**SUPPLIED INFORMATION:**

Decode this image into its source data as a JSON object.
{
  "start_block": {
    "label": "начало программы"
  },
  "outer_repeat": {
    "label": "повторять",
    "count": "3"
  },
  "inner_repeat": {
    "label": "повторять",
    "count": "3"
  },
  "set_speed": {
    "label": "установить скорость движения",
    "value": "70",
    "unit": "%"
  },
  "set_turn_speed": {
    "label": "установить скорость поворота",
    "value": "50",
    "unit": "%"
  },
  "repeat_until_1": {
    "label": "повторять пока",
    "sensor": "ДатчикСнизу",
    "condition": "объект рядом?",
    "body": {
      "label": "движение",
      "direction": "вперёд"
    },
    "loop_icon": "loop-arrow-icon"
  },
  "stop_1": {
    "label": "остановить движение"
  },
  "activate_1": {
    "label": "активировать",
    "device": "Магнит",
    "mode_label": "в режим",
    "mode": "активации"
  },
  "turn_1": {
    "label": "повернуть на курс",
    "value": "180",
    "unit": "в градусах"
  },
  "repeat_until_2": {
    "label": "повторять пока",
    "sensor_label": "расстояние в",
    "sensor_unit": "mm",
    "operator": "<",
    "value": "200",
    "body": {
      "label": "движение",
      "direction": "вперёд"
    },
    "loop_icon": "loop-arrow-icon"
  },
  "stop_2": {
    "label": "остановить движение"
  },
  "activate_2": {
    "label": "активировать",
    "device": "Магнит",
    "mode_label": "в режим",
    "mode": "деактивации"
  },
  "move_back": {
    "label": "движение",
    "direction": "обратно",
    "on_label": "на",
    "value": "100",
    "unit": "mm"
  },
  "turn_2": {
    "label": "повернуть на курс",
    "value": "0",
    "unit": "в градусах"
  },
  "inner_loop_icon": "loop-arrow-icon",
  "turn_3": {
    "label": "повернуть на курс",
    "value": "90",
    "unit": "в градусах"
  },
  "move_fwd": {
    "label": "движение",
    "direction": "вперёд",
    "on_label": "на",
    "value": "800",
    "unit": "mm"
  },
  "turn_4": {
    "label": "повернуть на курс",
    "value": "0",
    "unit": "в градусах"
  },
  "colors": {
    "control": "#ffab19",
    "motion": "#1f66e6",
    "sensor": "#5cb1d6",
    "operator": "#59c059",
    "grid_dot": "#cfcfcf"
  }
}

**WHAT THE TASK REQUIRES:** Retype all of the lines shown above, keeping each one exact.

**EXERCISE SOLUTION:**
Decode this image into its source data as a JSON object.
{
  "start_block": {
    "label": "начало программы"
  },
  "outer_repeat": {
    "label": "повторять",
    "count": "3"
  },
  "inner_repeat": {
    "label": "повторять",
    "count": "3"
  },
  "set_speed": {
    "label": "установить скорость движения",
    "value": "70",
    "unit": "%"
  },
  "set_turn_speed": {
    "label": "установить скорость поворота",
    "value": "50",
    "unit": "%"
  },
  "repeat_until_1": {
    "label": "повторять пока",
    "sensor": "ДатчикСнизу",
    "condition": "объект рядом?",
    "body": {
      "label": "движение",
      "direction": "вперёд"
    },
    "loop_icon": "loop-arrow-icon"
  },
  "stop_1": {
    "label": "остановить движение"
  },
  "activate_1": {
    "label": "активировать",
    "device": "Магнит",
    "mode_label": "в режим",
    "mode": "активации"
  },
  "turn_1": {
    "label": "повернуть на курс",
    "value": "180",
    "unit": "в градусах"
  },
  "repeat_until_2": {
    "label": "повторять пока",
    "sensor_label": "расстояние в",
    "sensor_unit": "mm",
    "operator": "<",
    "value": "200",
    "body": {
      "label": "движение",
      "direction": "вперёд"
    },
    "loop_icon": "loop-arrow-icon"
  },
  "stop_2": {
    "label": "остановить движение"
  },
  "activate_2": {
    "label": "активировать",
    "device": "Магнит",
    "mode_label": "в режим",
    "mode": "деактивации"
  },
  "move_back": {
    "label": "движение",
    "direction": "обратно",
    "on_label": "на",
    "value": "100",
    "unit": "mm"
  },
  "turn_2": {
    "label": "повернуть на курс",
    "value": "0",
    "unit": "в градусах"
  },
  "inner_loop_icon": "loop-arrow-icon",
  "turn_3": {
    "label": "повернуть на курс",
    "value": "90",
    "unit": "в градусах"
  },
  "move_fwd": {
    "label": "движение",
    "direction": "вперёд",
    "on_label": "на",
    "value": "800",
    "unit": "mm"
  },
  "turn_4": {
    "label": "повернуть на курс",
    "value": "0",
    "unit": "в градусах"
  },
  "colors": {
    "control": "#ffab19",
    "motion": "#1f66e6",
    "sensor": "#5cb1d6",
    "operator": "#59c059",
    "grid_dot": "#cfcfcf"
  }
}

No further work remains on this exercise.